A few years back, I got an inexpensive Honeywell air purifier that a customer had returned. My mother placed it in the living room, and ever since dad often spends nights sleeping beside it on the couch. (And no, it's not because he doesn't want to share a bed with my mother. I would think six kids is enough evidence contrary to that! She often works nights, so many times he'll sleep on the couch.) One thing that my dad has told me, is that he generally tends to feel better when he sleeps on the couch. Not only does the Honeywell produce white noise to help him sleep but more importantly, it helps to reduce dust and particulate in the air in the living room.

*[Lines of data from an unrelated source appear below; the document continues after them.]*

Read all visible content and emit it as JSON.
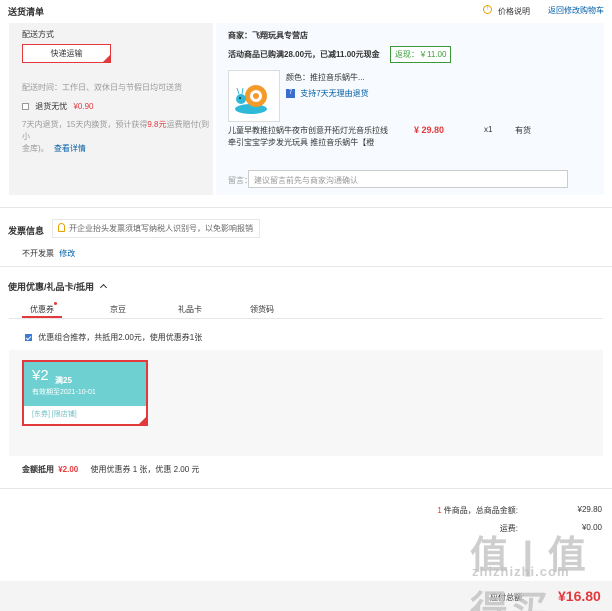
{
  "header": {
    "title": "送货清单",
    "price_note": "价格说明",
    "back_to_cart": "返回修改购物车"
  },
  "delivery": {
    "method_label": "配送方式",
    "method_value": "快递运输",
    "time_text": "配送时间：工作日、双休日与节假日均可送货",
    "return_worry_free": "退货无忧",
    "return_price": "¥0.90",
    "return_desc_1": "7天内退货，15天内换货，预计获得",
    "return_desc_highlight": "9.8元",
    "return_desc_2": "运费赔付(到小",
    "return_desc_3": "金库)。",
    "detail_link": "查看详情"
  },
  "shop": {
    "merchant": "商家：飞翔玩具专营店",
    "promo": "活动商品已购满28.00元，已减11.00元现金",
    "rebate": "返现：￥11.00",
    "color_label": "颜色：推拉音乐蜗牛...",
    "seven_day": "支持7天无理由退货",
    "product_name_1": "儿童早教推拉蜗牛夜市创意开拓灯光音乐拉线",
    "product_name_2": "牵引宝宝学步发光玩具 推拉音乐蜗牛【橙",
    "price": "¥ 29.80",
    "qty": "x1",
    "stock": "有货",
    "remark_label": "留言：",
    "remark_placeholder": "建议留言前先与商家沟通确认"
  },
  "invoice": {
    "title": "发票信息",
    "tip": "开企业抬头发票须填写纳税人识别号，以免影响报销",
    "status": "不开发票",
    "edit": "修改"
  },
  "coupons": {
    "title": "使用优惠/礼品卡/抵用",
    "tabs": [
      "优惠券",
      "京豆",
      "礼品卡",
      "领货码"
    ],
    "combo_text": "优惠组合推荐，共抵用2.00元，使用优惠券1张",
    "card_amount": "¥2",
    "card_condition": "满25",
    "card_valid": "有效期至2021-10-01",
    "card_tag_1": "[东券]",
    "card_tag_2": "[限店铺]",
    "summary_label": "金额抵用",
    "summary_amount": "¥2.00",
    "summary_desc": "使用优惠券 1 张，优惠 2.00 元"
  },
  "totals": {
    "count_num": "1",
    "count_text": "件商品，总商品金额:",
    "goods_amount": "¥29.80",
    "freight_label": "运费:",
    "freight_amount": "¥0.00",
    "payable_label": "应付总额:",
    "payable_amount": "¥16.80"
  },
  "watermark": {
    "text": "值 | 值得买",
    "domain": "zhizhizhi.com"
  },
  "colors": {
    "accent_red": "#e4393c",
    "panel_bg": "#f3f3f3",
    "coupon_teal": "#6fd0d2",
    "rebate_green": "#3a9a3a",
    "link_blue": "#005ea7"
  }
}
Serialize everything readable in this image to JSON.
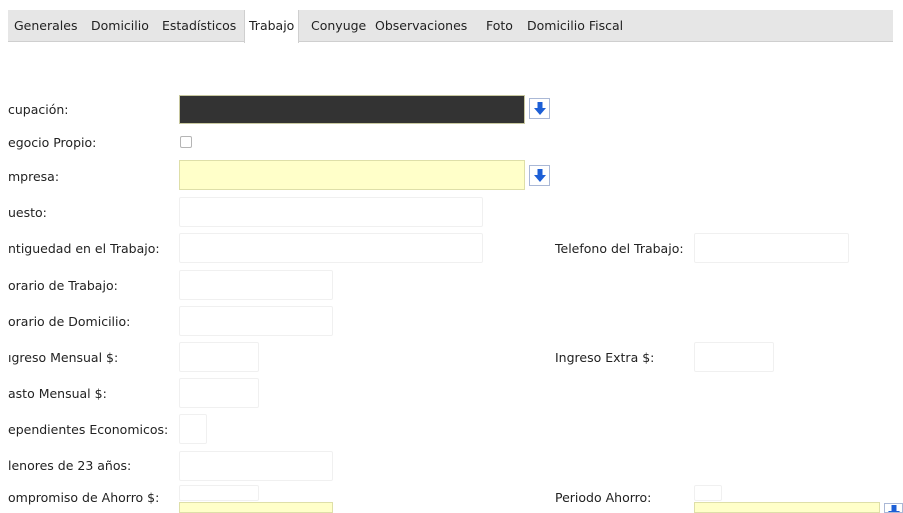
{
  "tabs": [
    "Generales",
    "Domicilio",
    "Estadísticos",
    "Trabajo",
    "Conyuge",
    "Observaciones",
    "Foto",
    "Domicilio Fiscal"
  ],
  "active_tab": "Trabajo",
  "labels": {
    "ocupacion": "cupación:",
    "negocio_propio": "egocio Propio:",
    "empresa": "mpresa:",
    "puesto": "uesto:",
    "antiguedad": "ntiguedad en el Trabajo:",
    "telefono_trabajo": "Telefono del Trabajo:",
    "horario_trabajo": "orario de Trabajo:",
    "horario_domicilio": "orario de Domicilio:",
    "ingreso_mensual": "ıgreso Mensual $:",
    "ingreso_extra": "Ingreso Extra $:",
    "gasto_mensual": "asto Mensual $:",
    "dependientes": "ependientes Economicos:",
    "menores": "lenores de 23 años:",
    "compromiso_ahorro": "ompromiso de Ahorro $:",
    "periodo_ahorro": "Periodo Ahorro:"
  },
  "values": {
    "ocupacion": "",
    "negocio_propio": false,
    "empresa": "",
    "puesto": "",
    "antiguedad": "",
    "telefono_trabajo": "",
    "horario_trabajo": "",
    "horario_domicilio": "",
    "ingreso_mensual": "",
    "ingreso_extra": "",
    "gasto_mensual": "",
    "dependientes": "",
    "menores": "",
    "compromiso_ahorro": "",
    "periodo_ahorro": ""
  },
  "icons": {
    "dropdown": "arrow-down-icon"
  },
  "colors": {
    "tabbar_bg": "#e6e6e6",
    "lookup_field_bg": "#ffffc9",
    "selected_field_bg": "#333333",
    "arrow_blue": "#1d5fd6"
  }
}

By no means do I think a HEPA air purifier is a cure, but for many people, they can help with COPD. And truthfully, many of the products we make and offer can help in that regard. The focus of our products is to better control the environment around you. Things like air purifiers and allergy bedding do just that, by filtering our pollutants or keeping them out of the air you breathe in the first place.
For more information on COPD, consult your local physician or you can find a variety of solid information at the Center for Disease Control or National Institute of Health's websites.
Author: K. Gilmore
And just a reminder, with the holiday season upon us, keep in mind shipping times if you are wanting your order to arrive before the 25th. Standard deliveries, if ordered by Dec. 16th-19th should arrive before Christmas. This will vary a bit depending on your specific location. Expedited deliveries (1-2) day, can be ordered as late as the 19th and arrive on time. Of course, all of this is weather dependent, and we all know, the weather in much of the country hasn't been the most cooperative this past week.
Author: K. Gilmore